Muslims everywhere, consolidating and binding the whole into one
unbroken and unbreakable chain, stretching through the Orient and
Occident, Africa, and the South and North American States. We have
now planted the banner of Islam in the heart of the British Empire,
its silken folds are fluttering on the breeze, good and noble men
and true and gentle women are rallying beneath it. Let us keep it
flying on the winds unstained, untarnished, as spotless as when
it was first unfurled on Arabias burning sands over fourteen
hundreds years ago. We are all privileged to do so —
privileged to be among the first of our race to defend the principles

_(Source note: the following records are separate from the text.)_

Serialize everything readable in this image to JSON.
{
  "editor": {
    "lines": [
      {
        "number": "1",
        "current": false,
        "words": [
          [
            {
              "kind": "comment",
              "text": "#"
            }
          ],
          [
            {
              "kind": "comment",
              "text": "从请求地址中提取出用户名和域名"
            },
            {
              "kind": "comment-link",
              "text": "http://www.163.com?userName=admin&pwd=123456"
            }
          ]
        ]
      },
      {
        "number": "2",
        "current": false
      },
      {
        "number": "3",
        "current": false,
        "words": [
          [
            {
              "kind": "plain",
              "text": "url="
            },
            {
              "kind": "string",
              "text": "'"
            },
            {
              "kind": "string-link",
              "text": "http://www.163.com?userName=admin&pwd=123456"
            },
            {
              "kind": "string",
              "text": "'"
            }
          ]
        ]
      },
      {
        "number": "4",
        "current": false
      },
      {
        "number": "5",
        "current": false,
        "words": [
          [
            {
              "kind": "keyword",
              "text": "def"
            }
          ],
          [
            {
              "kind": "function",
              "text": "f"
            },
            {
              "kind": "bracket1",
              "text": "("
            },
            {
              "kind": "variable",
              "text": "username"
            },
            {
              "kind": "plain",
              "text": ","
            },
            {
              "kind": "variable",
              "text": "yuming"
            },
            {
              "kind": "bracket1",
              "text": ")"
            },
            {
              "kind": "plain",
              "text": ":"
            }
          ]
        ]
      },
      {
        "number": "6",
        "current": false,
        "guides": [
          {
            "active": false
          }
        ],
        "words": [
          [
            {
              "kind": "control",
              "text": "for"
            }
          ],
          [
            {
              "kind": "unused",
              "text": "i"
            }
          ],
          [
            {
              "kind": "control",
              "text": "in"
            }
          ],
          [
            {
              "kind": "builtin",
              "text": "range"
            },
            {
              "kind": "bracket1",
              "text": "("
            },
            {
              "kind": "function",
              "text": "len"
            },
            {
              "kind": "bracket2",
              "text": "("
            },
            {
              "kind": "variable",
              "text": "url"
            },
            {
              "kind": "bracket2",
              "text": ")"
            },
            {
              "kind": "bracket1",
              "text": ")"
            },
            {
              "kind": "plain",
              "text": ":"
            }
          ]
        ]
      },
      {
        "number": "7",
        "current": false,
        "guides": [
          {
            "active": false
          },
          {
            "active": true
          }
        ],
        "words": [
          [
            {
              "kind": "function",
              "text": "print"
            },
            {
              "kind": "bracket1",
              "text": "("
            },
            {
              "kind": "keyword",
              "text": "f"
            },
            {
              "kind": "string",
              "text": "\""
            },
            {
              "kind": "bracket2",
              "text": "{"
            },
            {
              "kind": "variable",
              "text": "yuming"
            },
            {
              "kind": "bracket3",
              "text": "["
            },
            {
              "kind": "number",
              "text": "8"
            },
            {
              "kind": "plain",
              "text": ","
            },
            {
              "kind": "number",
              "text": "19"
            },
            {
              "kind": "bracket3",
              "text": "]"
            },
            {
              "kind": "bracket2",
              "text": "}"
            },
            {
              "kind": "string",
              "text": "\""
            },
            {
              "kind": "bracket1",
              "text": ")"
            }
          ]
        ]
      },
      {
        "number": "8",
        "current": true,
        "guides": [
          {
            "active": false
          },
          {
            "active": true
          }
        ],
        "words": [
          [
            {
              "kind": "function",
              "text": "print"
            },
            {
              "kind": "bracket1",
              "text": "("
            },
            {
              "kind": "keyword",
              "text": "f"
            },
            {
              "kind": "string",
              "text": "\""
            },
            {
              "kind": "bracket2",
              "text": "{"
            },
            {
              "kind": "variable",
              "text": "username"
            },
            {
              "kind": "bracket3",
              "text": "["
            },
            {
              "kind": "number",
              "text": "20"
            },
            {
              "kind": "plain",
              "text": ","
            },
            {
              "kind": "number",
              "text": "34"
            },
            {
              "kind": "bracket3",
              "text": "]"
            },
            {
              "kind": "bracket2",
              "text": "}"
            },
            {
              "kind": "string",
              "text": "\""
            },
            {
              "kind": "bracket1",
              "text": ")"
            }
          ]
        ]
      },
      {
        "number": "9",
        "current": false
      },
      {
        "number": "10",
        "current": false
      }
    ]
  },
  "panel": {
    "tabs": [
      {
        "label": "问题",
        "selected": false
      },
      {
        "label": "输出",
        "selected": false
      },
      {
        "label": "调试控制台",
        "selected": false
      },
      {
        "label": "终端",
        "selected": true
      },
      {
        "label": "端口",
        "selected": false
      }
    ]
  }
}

for which it stands, to fight for truth against calumny and misrepresentation,
and to declare undaunted the faith that is in us and of us. Our
heritage is a glorious one; be it ours to maintain it unsullied,
and to hand it on undimmed to those who may follow after us, leaving
to the generations yet to be an example of which they may be proud,
and which will enable them to tread more securely the paths of justice
and truth, and help them to climb to higher heights than we shall
ever climb and limn ideals we never saw or dreamt of. Fear
not, the future shall be better for thee than the past. Be
earnest, be honest in your endeavours in the cause you have pledged
yourselves thereto. Work, for by work only can the aim be realised
and the duty accomplished. Strong of heart and steady of hand, and
faithful in all your dealings, even as he was, whom the Arabs of
the desert called Al-Amin, and victory will crown your efforts.
On for Islam!—Yala-al-Islam! let that be your war cry, that
your watchword, and ye shall prevail. May Allah be with you all!